◆ **DIRECTIONS FOR THIS TASK**:
Please state how many lines in the records below contain the word "Sold"; the number alone is the answer.

Records from a dataset
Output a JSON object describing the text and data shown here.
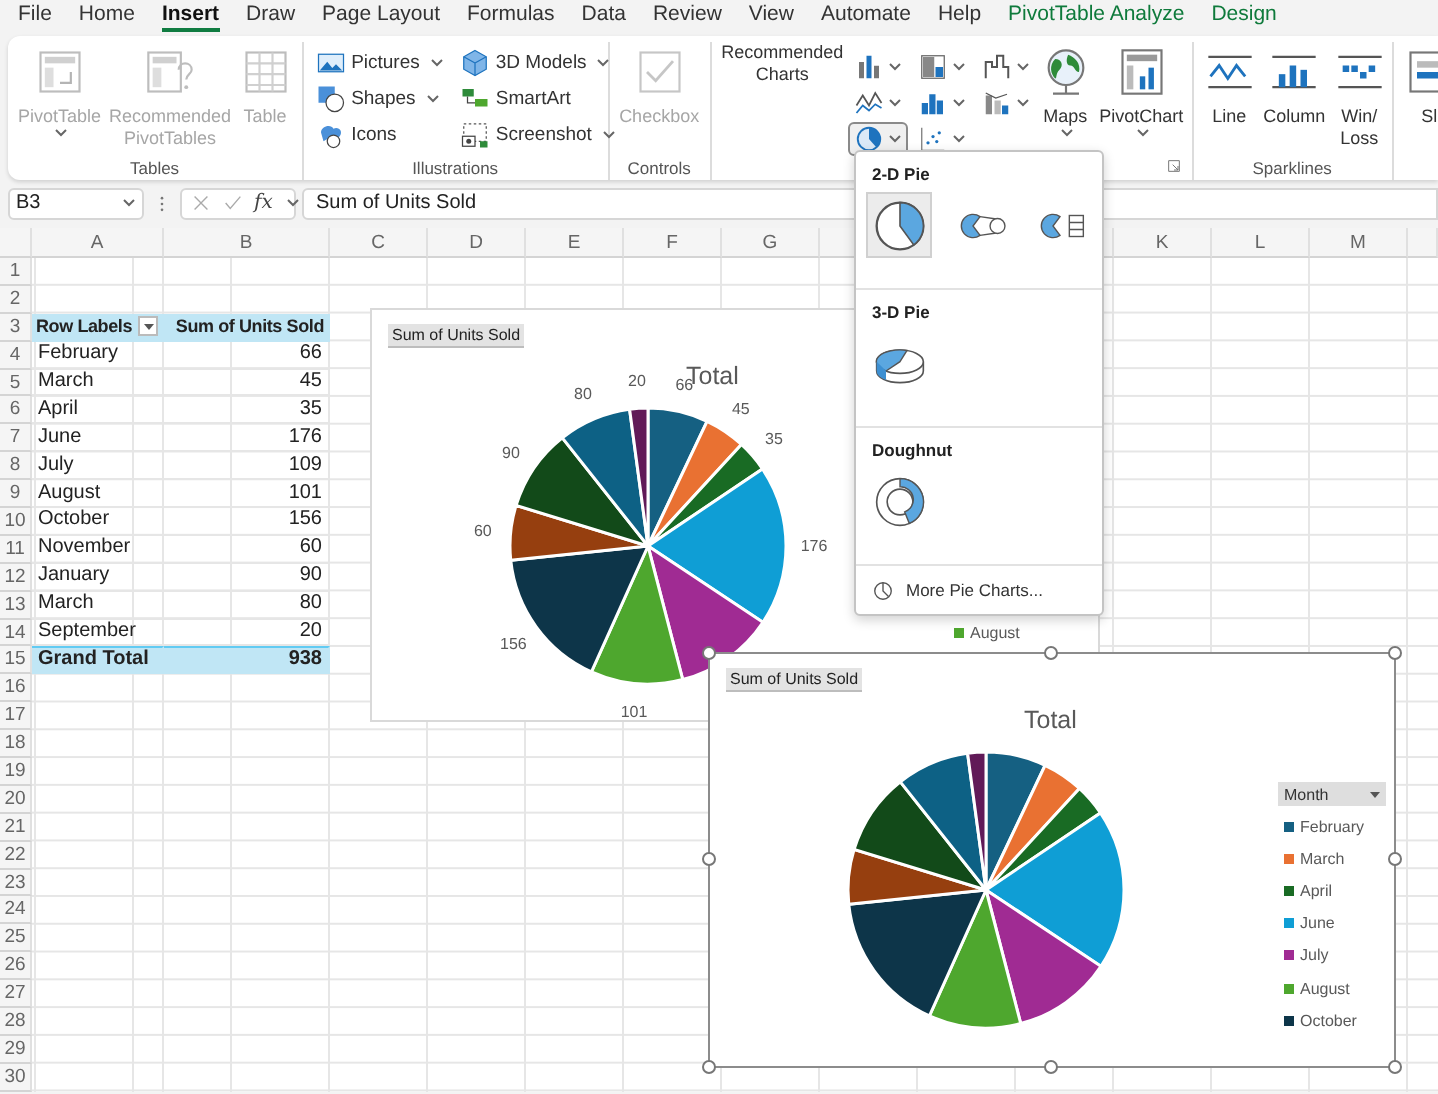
{
  "menu_tabs": [
    {
      "label": "File",
      "selected": false,
      "kind": "standard"
    },
    {
      "label": "Home",
      "selected": false,
      "kind": "standard"
    },
    {
      "label": "Insert",
      "selected": true,
      "kind": "standard"
    },
    {
      "label": "Draw",
      "selected": false,
      "kind": "standard"
    },
    {
      "label": "Page Layout",
      "selected": false,
      "kind": "standard"
    },
    {
      "label": "Formulas",
      "selected": false,
      "kind": "standard"
    },
    {
      "label": "Data",
      "selected": false,
      "kind": "standard"
    },
    {
      "label": "Review",
      "selected": false,
      "kind": "standard"
    },
    {
      "label": "View",
      "selected": false,
      "kind": "standard"
    },
    {
      "label": "Automate",
      "selected": false,
      "kind": "standard"
    },
    {
      "label": "Help",
      "selected": false,
      "kind": "standard"
    },
    {
      "label": "PivotTable Analyze",
      "selected": false,
      "kind": "contextual"
    },
    {
      "label": "Design",
      "selected": false,
      "kind": "contextual"
    }
  ],
  "ribbon": {
    "groups": [
      {
        "label": "Tables",
        "kind": "large",
        "controls": [
          {
            "label": "PivotTable",
            "kind": "pivottable",
            "disabled": true,
            "menu": true
          },
          {
            "label": "Recommended\nPivotTables",
            "kind": "recpivot",
            "disabled": true,
            "menu": false
          },
          {
            "label": "Table",
            "kind": "table",
            "disabled": true,
            "menu": false
          }
        ]
      },
      {
        "label": "Illustrations",
        "kind": "small",
        "controls": [
          {
            "label": "Pictures",
            "kind": "pictures",
            "disabled": false,
            "menu": true
          },
          {
            "label": "Shapes",
            "kind": "shapes",
            "disabled": false,
            "menu": true
          },
          {
            "label": "Icons",
            "kind": "icons",
            "disabled": false,
            "menu": false
          },
          {
            "label": "3D Models",
            "kind": "models",
            "disabled": false,
            "menu": true
          },
          {
            "label": "SmartArt",
            "kind": "smartart",
            "disabled": false,
            "menu": false
          },
          {
            "label": "Screenshot",
            "kind": "screenshot",
            "disabled": false,
            "menu": true
          }
        ]
      },
      {
        "label": "Controls",
        "kind": "large",
        "controls": [
          {
            "label": "Checkbox",
            "kind": "checkbox",
            "disabled": true,
            "menu": false
          }
        ]
      },
      {
        "kind": "large",
        "dialog_launcher": true,
        "controls": [
          {
            "label": "Recommended\nCharts",
            "kind": "reccharts",
            "disabled": false,
            "menu": false
          },
          {
            "label": "Maps",
            "kind": "maps",
            "disabled": false,
            "menu": true
          },
          {
            "label": "PivotChart",
            "kind": "pivotchart",
            "disabled": false,
            "menu": true
          }
        ],
        "gallery": [
          {
            "kind": "column",
            "selected": false
          },
          {
            "kind": "treemap",
            "selected": false
          },
          {
            "kind": "waterfall",
            "selected": false
          },
          {
            "kind": "line",
            "selected": false
          },
          {
            "kind": "statistic",
            "selected": false
          },
          {
            "kind": "combo",
            "selected": false
          },
          {
            "kind": "pie",
            "selected": true
          },
          {
            "kind": "scatter",
            "selected": false
          }
        ]
      },
      {
        "label": "Sparklines",
        "kind": "large",
        "controls": [
          {
            "label": "Line",
            "kind": "sparkline",
            "disabled": false,
            "menu": false
          },
          {
            "label": "Column",
            "kind": "sparkcolumn",
            "disabled": false,
            "menu": false
          },
          {
            "label": "Win/\nLoss",
            "kind": "winloss",
            "disabled": false,
            "menu": false
          }
        ]
      },
      {
        "kind": "large",
        "controls": [
          {
            "label": "Sl",
            "kind": "slicer",
            "disabled": false,
            "menu": false
          }
        ]
      }
    ]
  },
  "formula_bar": {
    "name_box": "B3",
    "function_button": "fx",
    "value": "Sum of Units Sold"
  },
  "sheet": {
    "columns_left": [
      "A",
      "B",
      "C",
      "D",
      "E",
      "F",
      "G"
    ],
    "columns_right": [
      "K",
      "L",
      "M"
    ],
    "rows": [
      {
        "number": "1"
      },
      {
        "number": "2"
      },
      {
        "number": "3",
        "kind": "header",
        "cells": [
          "Row Labels",
          "Sum of Units Sold"
        ]
      },
      {
        "number": "4",
        "kind": "item",
        "cells": [
          "February",
          "66"
        ]
      },
      {
        "number": "5",
        "kind": "item",
        "cells": [
          "March",
          "45"
        ]
      },
      {
        "number": "6",
        "kind": "item",
        "cells": [
          "April",
          "35"
        ]
      },
      {
        "number": "7",
        "kind": "item",
        "cells": [
          "June",
          "176"
        ]
      },
      {
        "number": "8",
        "kind": "item",
        "cells": [
          "July",
          "109"
        ]
      },
      {
        "number": "9",
        "kind": "item",
        "cells": [
          "August",
          "101"
        ]
      },
      {
        "number": "10",
        "kind": "item",
        "cells": [
          "October",
          "156"
        ]
      },
      {
        "number": "11",
        "kind": "item",
        "cells": [
          "November",
          "60"
        ]
      },
      {
        "number": "12",
        "kind": "item",
        "cells": [
          "January",
          "90"
        ]
      },
      {
        "number": "13",
        "kind": "item",
        "cells": [
          "March",
          "80"
        ]
      },
      {
        "number": "14",
        "kind": "item",
        "cells": [
          "September",
          "20"
        ]
      },
      {
        "number": "15",
        "kind": "total",
        "cells": [
          "Grand Total",
          "938"
        ]
      },
      {
        "number": "16"
      },
      {
        "number": "17"
      },
      {
        "number": "18"
      },
      {
        "number": "19"
      },
      {
        "number": "20"
      },
      {
        "number": "21"
      },
      {
        "number": "22"
      },
      {
        "number": "23"
      },
      {
        "number": "24"
      },
      {
        "number": "25"
      },
      {
        "number": "26"
      },
      {
        "number": "27"
      },
      {
        "number": "28"
      },
      {
        "number": "29"
      },
      {
        "number": "30"
      }
    ]
  },
  "charts": [
    {
      "field_button": "Sum of Units Sold",
      "selected": false,
      "chart_data": {
        "type": "pie",
        "title": "Total",
        "series": [
          {
            "values": [
              7.04,
              4.8,
              3.73,
              18.76,
              11.62,
              10.77,
              16.63,
              6.4,
              9.59,
              8.53,
              2.13
            ],
            "colors": [
              "#156082",
              "#e97132",
              "#196b24",
              "#0f9ed5",
              "#a02b93",
              "#4ea72e",
              "#0d3549",
              "#963f0f",
              "#124a19",
              "#0d6185",
              "#611a58"
            ]
          }
        ],
        "value_labels": [
          "66",
          "45",
          "35",
          "176",
          null,
          "101",
          "156",
          "60",
          "90",
          "80",
          "20"
        ]
      },
      "legend": {
        "items": [
          {
            "name": "August",
            "color": "#4ea72e"
          }
        ]
      }
    },
    {
      "field_button": "Sum of Units Sold",
      "selected": true,
      "chart_data": {
        "type": "pie",
        "title": "Total",
        "series": [
          {
            "values": [
              7.04,
              4.8,
              3.73,
              18.76,
              11.62,
              10.77,
              16.63,
              6.4,
              9.59,
              8.53,
              2.13
            ],
            "colors": [
              "#156082",
              "#e97132",
              "#196b24",
              "#0f9ed5",
              "#a02b93",
              "#4ea72e",
              "#0d3549",
              "#963f0f",
              "#124a19",
              "#0d6185",
              "#611a58"
            ]
          }
        ]
      },
      "legend": {
        "title": "Month",
        "items": [
          {
            "name": "February",
            "color": "#156082"
          },
          {
            "name": "March",
            "color": "#e97132"
          },
          {
            "name": "April",
            "color": "#196b24"
          },
          {
            "name": "June",
            "color": "#0f9ed5"
          },
          {
            "name": "July",
            "color": "#a02b93"
          },
          {
            "name": "August",
            "color": "#4ea72e"
          },
          {
            "name": "October",
            "color": "#0d3549"
          }
        ]
      }
    }
  ],
  "pie_menu": {
    "sections": [
      {
        "heading": "2-D Pie",
        "options": [
          {
            "kind": "pie2d",
            "selected": true
          },
          {
            "kind": "pieofpie",
            "selected": false
          },
          {
            "kind": "barofpie",
            "selected": false
          }
        ]
      },
      {
        "heading": "3-D Pie",
        "options": [
          {
            "kind": "pie3d",
            "selected": false
          }
        ]
      },
      {
        "heading": "Doughnut",
        "options": [
          {
            "kind": "doughnut",
            "selected": false
          }
        ]
      }
    ],
    "more_link": "More Pie Charts..."
  }
}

◆ **RESPONSE BOX**:
4